» WHAT YOU WILL DO:
Would you give the data below back exactly as it reads?

# # #

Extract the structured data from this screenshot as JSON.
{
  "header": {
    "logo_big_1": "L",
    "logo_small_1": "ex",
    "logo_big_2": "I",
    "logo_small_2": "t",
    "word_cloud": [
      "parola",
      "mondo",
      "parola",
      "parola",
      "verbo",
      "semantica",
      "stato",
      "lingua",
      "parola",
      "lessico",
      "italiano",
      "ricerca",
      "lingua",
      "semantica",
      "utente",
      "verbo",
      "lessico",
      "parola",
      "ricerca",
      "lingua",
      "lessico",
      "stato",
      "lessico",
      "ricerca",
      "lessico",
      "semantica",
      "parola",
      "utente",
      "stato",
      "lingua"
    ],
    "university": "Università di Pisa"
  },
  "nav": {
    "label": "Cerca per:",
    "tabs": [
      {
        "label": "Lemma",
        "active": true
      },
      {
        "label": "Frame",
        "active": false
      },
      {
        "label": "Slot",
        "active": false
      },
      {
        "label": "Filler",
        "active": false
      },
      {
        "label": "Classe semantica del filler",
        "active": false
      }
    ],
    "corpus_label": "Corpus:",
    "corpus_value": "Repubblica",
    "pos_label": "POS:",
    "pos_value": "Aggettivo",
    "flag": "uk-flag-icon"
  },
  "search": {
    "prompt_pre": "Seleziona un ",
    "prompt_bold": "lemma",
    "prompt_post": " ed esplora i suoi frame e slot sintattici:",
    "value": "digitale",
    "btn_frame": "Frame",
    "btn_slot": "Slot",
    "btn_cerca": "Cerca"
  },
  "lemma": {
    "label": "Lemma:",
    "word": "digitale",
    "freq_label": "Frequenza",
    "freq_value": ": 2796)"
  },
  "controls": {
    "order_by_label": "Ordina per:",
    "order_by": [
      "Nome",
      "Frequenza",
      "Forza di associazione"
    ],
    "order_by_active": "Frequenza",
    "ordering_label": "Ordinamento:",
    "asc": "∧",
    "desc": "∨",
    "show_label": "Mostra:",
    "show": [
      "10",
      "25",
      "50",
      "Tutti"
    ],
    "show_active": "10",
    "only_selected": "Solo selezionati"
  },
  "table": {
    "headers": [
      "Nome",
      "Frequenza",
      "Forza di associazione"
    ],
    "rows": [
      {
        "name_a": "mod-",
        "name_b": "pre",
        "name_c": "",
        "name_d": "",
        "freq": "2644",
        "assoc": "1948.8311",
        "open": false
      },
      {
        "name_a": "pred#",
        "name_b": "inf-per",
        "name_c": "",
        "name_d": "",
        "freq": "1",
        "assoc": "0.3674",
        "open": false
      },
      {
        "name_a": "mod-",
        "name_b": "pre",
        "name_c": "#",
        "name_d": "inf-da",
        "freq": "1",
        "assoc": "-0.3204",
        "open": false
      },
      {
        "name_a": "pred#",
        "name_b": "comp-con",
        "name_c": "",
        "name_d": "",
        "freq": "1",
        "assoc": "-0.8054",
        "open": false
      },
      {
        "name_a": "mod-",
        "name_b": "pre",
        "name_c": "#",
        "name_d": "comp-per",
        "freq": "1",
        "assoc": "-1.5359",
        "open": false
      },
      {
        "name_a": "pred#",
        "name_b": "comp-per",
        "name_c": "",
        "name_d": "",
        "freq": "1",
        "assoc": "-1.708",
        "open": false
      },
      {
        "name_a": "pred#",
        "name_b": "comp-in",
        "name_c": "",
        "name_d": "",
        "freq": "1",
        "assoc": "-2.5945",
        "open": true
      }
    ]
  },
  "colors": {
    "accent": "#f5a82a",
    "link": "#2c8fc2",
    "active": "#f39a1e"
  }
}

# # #

» RESULT OF THIS TASK:
Extract the structured data from this screenshot as JSON.
{
  "header": {
    "logo_big_1": "L",
    "logo_small_1": "ex",
    "logo_big_2": "I",
    "logo_small_2": "t",
    "word_cloud": [
      "parola",
      "mondo",
      "parola",
      "parola",
      "verbo",
      "semantica",
      "stato",
      "lingua",
      "parola",
      "lessico",
      "italiano",
      "ricerca",
      "lingua",
      "semantica",
      "utente",
      "verbo",
      "lessico",
      "parola",
      "ricerca",
      "lingua",
      "lessico",
      "stato",
      "lessico",
      "ricerca",
      "lessico",
      "semantica",
      "parola",
      "utente",
      "stato",
      "lingua"
    ],
    "university": "Università di Pisa"
  },
  "nav": {
    "label": "Cerca per:",
    "tabs": [
      {
        "label": "Lemma",
        "active": true
      },
      {
        "label": "Frame",
        "active": false
      },
      {
        "label": "Slot",
        "active": false
      },
      {
        "label": "Filler",
        "active": false
      },
      {
        "label": "Classe semantica del filler",
        "active": false
      }
    ],
    "corpus_label": "Corpus:",
    "corpus_value": "Repubblica",
    "pos_label": "POS:",
    "pos_value": "Aggettivo",
    "flag": "uk-flag-icon"
  },
  "search": {
    "prompt_pre": "Seleziona un ",
    "prompt_bold": "lemma",
    "prompt_post": " ed esplora i suoi frame e slot sintattici:",
    "value": "digitale",
    "btn_frame": "Frame",
    "btn_slot": "Slot",
    "btn_cerca": "Cerca"
  },
  "lemma": {
    "label": "Lemma:",
    "word": "digitale",
    "freq_label": "Frequenza",
    "freq_value": ": 2796)"
  },
  "controls": {
    "order_by_label": "Ordina per:",
    "order_by": [
      "Nome",
      "Frequenza",
      "Forza di associazione"
    ],
    "order_by_active": "Frequenza",
    "ordering_label": "Ordinamento:",
    "asc": "∧",
    "desc": "∨",
    "show_label": "Mostra:",
    "show": [
      "10",
      "25",
      "50",
      "Tutti"
    ],
    "show_active": "10",
    "only_selected": "Solo selezionati"
  },
  "table": {
    "headers": [
      "Nome",
      "Frequenza",
      "Forza di associazione"
    ],
    "rows": [
      {
        "name_a": "mod-",
        "name_b": "pre",
        "name_c": "",
        "name_d": "",
        "freq": "2644",
        "assoc": "1948.8311",
        "open": false
      },
      {
        "name_a": "pred#",
        "name_b": "inf-per",
        "name_c": "",
        "name_d": "",
        "freq": "1",
        "assoc": "0.3674",
        "open": false
      },
      {
        "name_a": "mod-",
        "name_b": "pre",
        "name_c": "#",
        "name_d": "inf-da",
        "freq": "1",
        "assoc": "-0.3204",
        "open": false
      },
      {
        "name_a": "pred#",
        "name_b": "comp-con",
        "name_c": "",
        "name_d": "",
        "freq": "1",
        "assoc": "-0.8054",
        "open": false
      },
      {
        "name_a": "mod-",
        "name_b": "pre",
        "name_c": "#",
        "name_d": "comp-per",
        "freq": "1",
        "assoc": "-1.5359",
        "open": false
      },
      {
        "name_a": "pred#",
        "name_b": "comp-per",
        "name_c": "",
        "name_d": "",
        "freq": "1",
        "assoc": "-1.708",
        "open": false
      },
      {
        "name_a": "pred#",
        "name_b": "comp-in",
        "name_c": "",
        "name_d": "",
        "freq": "1",
        "assoc": "-2.5945",
        "open": true
      }
    ]
  },
  "colors": {
    "accent": "#f5a82a",
    "link": "#2c8fc2",
    "active": "#f39a1e"
  }
}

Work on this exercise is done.